Actually New York’s Streets Aren’t That Filthy, Or So Claims City Hall

340520474 47bbfe6012 Actually New Yorks Streets Arent That Filthy, Or So Claims City Hall

Not your average cesspool. (windfucker/Flickr)

It seems that trash, as well as beauty, is in the eye of the beholder if two studies of New York’s street cleanliness are anything to go by. Travel + Leisure recently released a much-publicized list that found New York to be the dirtiest city in America. In an effort to try and rebut this filthy scarlet letter, the city’s Independent Budget Office dug into the Mayor’s Management Report, released the following week, that found 95.5 percent of the New York City’s streets here are “acceptably clean.”

The IBO collated information from the 2012 fiscal year, which found that the vast majority of streets in New York only have scattered litter here and there. It is a far cry from the results of the magazine’s survey, which apparently sees the place as one giant trash heap. This makes the city’s $81m investment in street cleaning measures seem pretty futile. Oh, and the other $570m spent on curbside garbage collections. The pricey debacle takes blowing money on trash to a whole new level.

Not even the technological wonders of 450 mechanical brooms could help clean up the disparity in perceptions between the two conflicting sources. Each year, the mayor’s office asks community boards to rank local services in order of importance, with street cleaning coming in at 17th. This placed above the likes of services for the homeless and economic development initiatives, reinforcing just how selfless the good people of New York really are. Why spend money helping those without a roof over their heads when your taxes can go towards funding a mechanical broom? At least we can all agree on that.
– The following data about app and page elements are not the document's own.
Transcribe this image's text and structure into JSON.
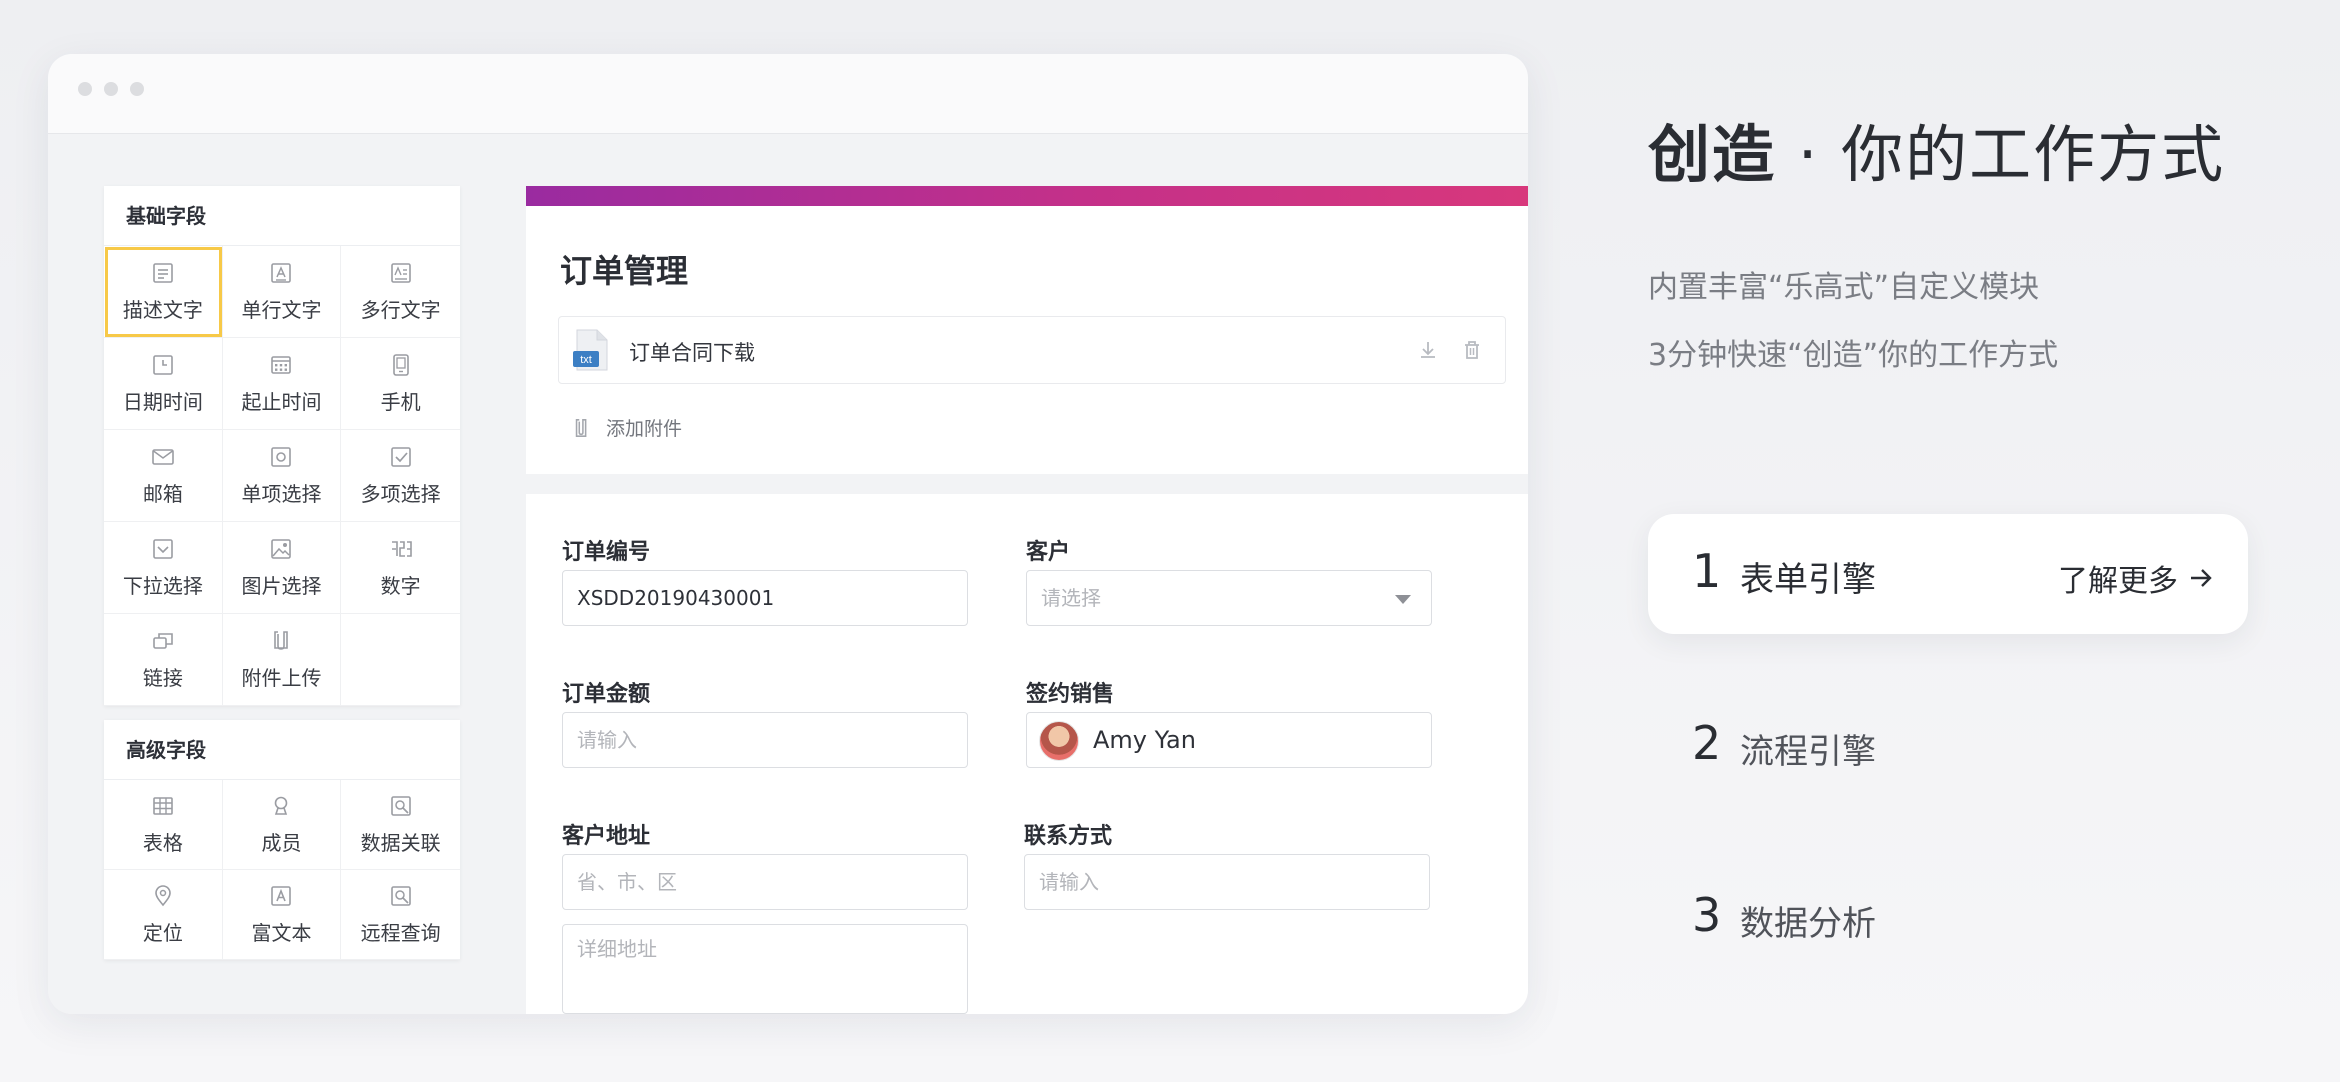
{
  "palette": {
    "basic_title": "基础字段",
    "basic_items": [
      {
        "label": "描述文字",
        "icon": "description-icon"
      },
      {
        "label": "单行文字",
        "icon": "single-line-text-icon"
      },
      {
        "label": "多行文字",
        "icon": "multi-line-text-icon"
      },
      {
        "label": "日期时间",
        "icon": "date-time-icon"
      },
      {
        "label": "起止时间",
        "icon": "date-range-icon"
      },
      {
        "label": "手机",
        "icon": "phone-icon"
      },
      {
        "label": "邮箱",
        "icon": "mail-icon"
      },
      {
        "label": "单项选择",
        "icon": "radio-icon"
      },
      {
        "label": "多项选择",
        "icon": "checkbox-icon"
      },
      {
        "label": "下拉选择",
        "icon": "dropdown-icon"
      },
      {
        "label": "图片选择",
        "icon": "image-icon"
      },
      {
        "label": "数字",
        "icon": "number-icon"
      },
      {
        "label": "链接",
        "icon": "link-icon"
      },
      {
        "label": "附件上传",
        "icon": "attachment-icon"
      }
    ],
    "adv_title": "高级字段",
    "adv_items": [
      {
        "label": "表格",
        "icon": "table-icon"
      },
      {
        "label": "成员",
        "icon": "member-icon"
      },
      {
        "label": "数据关联",
        "icon": "data-link-icon"
      },
      {
        "label": "定位",
        "icon": "location-icon"
      },
      {
        "label": "富文本",
        "icon": "rich-text-icon"
      },
      {
        "label": "远程查询",
        "icon": "remote-query-icon"
      }
    ]
  },
  "form": {
    "accent_gradient": [
      "#9a2ba0",
      "#d8387c"
    ],
    "title": "订单管理",
    "attachment": {
      "file_type": "txt",
      "name": "订单合同下载"
    },
    "add_attachment": "添加附件",
    "fields": {
      "order_no": {
        "label": "订单编号",
        "value": "XSDD20190430001"
      },
      "customer": {
        "label": "客户",
        "placeholder": "请选择"
      },
      "amount": {
        "label": "订单金额",
        "placeholder": "请输入"
      },
      "sales": {
        "label": "签约销售",
        "value": "Amy Yan"
      },
      "address": {
        "label": "客户地址",
        "placeholder": "省、市、区",
        "detail_placeholder": "详细地址"
      },
      "contact": {
        "label": "联系方式",
        "placeholder": "请输入"
      }
    }
  },
  "hero": {
    "title_strong": "创造",
    "title_sep": " · ",
    "title_rest": "你的工作方式",
    "line1": "内置丰富“乐高式”自定义模块",
    "line2": "3分钟快速“创造”你的工作方式"
  },
  "features": [
    {
      "num": "1",
      "name": "表单引擎",
      "more": "了解更多"
    },
    {
      "num": "2",
      "name": "流程引擎"
    },
    {
      "num": "3",
      "name": "数据分析"
    }
  ]
}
A few feeble ‘explanations’ have been offered up in order to elucidate the gulf in public and municipal opinion, namely that the mayoral rating scale was drawn up some 40 years ago and probably doesn’t reflect our diminished tolerance for dirt. Let’s not forget that Donny Osmond was also acceptable in the 1970s, so that period of LSD addled disarray may not be the best indicator of contemporary opinion.  Operations staff has promised to update the system accordingly, so only time will tell if the new ratings will be as amusingly shambolic as those currently in place.